ABOUT THIS TASK: When a line of the listing below has the string "請求一覧表" in it, copy that line.
[[ EXTRACTED ENTRIES open ]]
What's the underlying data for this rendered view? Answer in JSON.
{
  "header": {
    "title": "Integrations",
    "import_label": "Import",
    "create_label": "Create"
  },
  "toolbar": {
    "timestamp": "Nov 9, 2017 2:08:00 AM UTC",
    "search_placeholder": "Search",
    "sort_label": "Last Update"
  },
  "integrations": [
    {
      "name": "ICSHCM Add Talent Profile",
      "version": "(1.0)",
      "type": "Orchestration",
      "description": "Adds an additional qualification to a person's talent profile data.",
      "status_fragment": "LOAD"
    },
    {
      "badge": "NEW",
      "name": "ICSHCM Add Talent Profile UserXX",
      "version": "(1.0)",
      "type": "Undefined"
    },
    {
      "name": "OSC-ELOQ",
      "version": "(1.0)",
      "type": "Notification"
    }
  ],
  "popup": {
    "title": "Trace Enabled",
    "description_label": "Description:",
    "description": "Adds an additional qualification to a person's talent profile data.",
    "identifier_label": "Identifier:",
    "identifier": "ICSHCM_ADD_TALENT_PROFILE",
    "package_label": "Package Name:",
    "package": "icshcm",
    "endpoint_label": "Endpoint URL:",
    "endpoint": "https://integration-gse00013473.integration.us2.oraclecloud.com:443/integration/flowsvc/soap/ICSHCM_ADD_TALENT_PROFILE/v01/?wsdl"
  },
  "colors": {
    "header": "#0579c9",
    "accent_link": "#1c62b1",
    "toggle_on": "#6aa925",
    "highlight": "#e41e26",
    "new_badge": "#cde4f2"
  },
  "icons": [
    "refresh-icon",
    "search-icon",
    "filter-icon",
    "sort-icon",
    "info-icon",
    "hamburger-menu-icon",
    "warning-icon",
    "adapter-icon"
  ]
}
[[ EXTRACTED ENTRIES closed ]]
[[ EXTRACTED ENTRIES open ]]
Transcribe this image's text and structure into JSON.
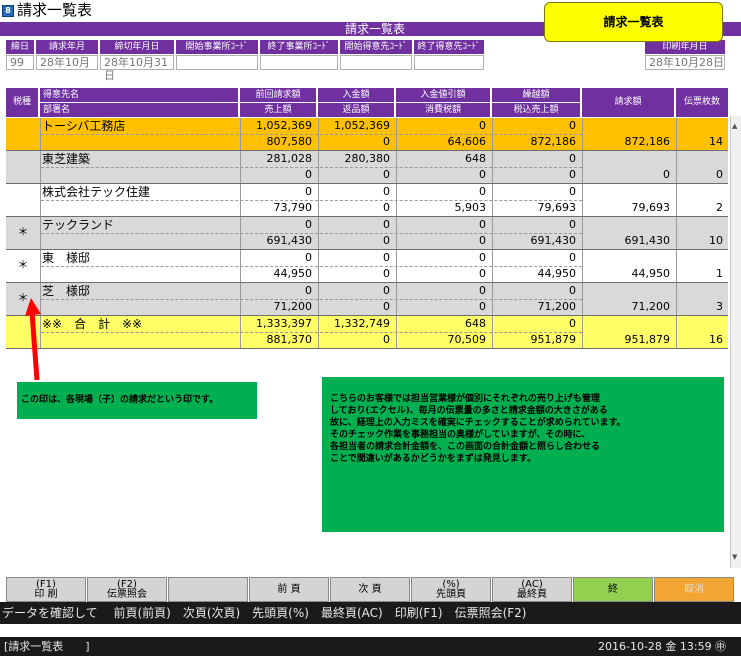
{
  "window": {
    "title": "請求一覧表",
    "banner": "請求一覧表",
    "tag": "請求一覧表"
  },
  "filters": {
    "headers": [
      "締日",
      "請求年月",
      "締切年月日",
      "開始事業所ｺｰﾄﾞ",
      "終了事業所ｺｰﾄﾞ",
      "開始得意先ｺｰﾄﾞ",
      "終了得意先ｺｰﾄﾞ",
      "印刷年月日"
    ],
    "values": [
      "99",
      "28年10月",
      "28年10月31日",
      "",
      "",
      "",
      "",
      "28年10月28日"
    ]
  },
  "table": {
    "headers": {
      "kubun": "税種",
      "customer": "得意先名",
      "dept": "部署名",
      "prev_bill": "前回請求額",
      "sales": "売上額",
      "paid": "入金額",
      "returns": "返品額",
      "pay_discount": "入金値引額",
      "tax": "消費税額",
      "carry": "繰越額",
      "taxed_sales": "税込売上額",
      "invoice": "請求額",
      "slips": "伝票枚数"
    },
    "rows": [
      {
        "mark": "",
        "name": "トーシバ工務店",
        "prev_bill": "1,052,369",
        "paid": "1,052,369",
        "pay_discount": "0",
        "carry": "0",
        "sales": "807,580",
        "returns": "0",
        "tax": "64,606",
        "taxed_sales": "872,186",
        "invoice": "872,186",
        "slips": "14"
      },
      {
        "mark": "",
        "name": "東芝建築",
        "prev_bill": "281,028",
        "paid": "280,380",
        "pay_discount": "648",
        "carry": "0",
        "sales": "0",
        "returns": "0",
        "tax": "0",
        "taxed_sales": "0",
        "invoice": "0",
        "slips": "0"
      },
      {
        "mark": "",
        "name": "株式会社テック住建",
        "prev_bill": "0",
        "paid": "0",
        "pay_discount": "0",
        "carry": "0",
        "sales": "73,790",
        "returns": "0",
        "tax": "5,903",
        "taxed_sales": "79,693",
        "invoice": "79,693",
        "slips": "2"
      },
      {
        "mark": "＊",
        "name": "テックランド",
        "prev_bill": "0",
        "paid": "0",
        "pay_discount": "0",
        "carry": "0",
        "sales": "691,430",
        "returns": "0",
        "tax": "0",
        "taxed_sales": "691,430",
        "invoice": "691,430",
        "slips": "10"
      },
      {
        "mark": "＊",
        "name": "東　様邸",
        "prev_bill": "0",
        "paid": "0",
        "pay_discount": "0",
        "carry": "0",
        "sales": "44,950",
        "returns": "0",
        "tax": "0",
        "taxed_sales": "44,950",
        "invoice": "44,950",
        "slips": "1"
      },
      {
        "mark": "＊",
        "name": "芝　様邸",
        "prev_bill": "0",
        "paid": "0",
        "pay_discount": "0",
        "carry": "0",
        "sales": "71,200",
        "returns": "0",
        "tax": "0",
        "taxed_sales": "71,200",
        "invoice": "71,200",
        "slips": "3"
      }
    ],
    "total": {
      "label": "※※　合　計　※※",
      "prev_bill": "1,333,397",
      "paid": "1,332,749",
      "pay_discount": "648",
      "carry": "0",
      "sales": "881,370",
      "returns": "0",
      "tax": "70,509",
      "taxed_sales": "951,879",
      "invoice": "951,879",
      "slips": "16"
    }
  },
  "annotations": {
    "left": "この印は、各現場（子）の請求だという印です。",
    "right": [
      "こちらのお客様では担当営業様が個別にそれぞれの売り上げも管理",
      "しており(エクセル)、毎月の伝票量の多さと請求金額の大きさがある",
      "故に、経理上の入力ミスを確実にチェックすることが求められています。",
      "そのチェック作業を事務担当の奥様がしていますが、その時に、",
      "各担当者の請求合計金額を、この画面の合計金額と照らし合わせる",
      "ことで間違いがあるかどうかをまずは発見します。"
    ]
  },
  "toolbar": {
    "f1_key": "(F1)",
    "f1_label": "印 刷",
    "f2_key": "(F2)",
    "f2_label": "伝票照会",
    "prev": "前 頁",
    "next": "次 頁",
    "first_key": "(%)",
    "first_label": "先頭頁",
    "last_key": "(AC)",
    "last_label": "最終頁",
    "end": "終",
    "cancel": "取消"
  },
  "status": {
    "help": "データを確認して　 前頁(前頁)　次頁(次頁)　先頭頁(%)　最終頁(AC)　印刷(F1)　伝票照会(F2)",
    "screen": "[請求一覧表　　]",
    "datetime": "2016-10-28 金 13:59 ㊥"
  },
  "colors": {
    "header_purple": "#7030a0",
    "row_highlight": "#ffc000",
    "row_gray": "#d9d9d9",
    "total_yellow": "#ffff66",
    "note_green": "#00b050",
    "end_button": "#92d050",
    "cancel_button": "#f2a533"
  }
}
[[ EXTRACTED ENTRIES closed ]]
ANSWER TO THIS EXERCISE:
    "title": "請求一覧表",
    "banner": "請求一覧表",
    "tag": "請求一覧表"
    "screen": "[請求一覧表　　]",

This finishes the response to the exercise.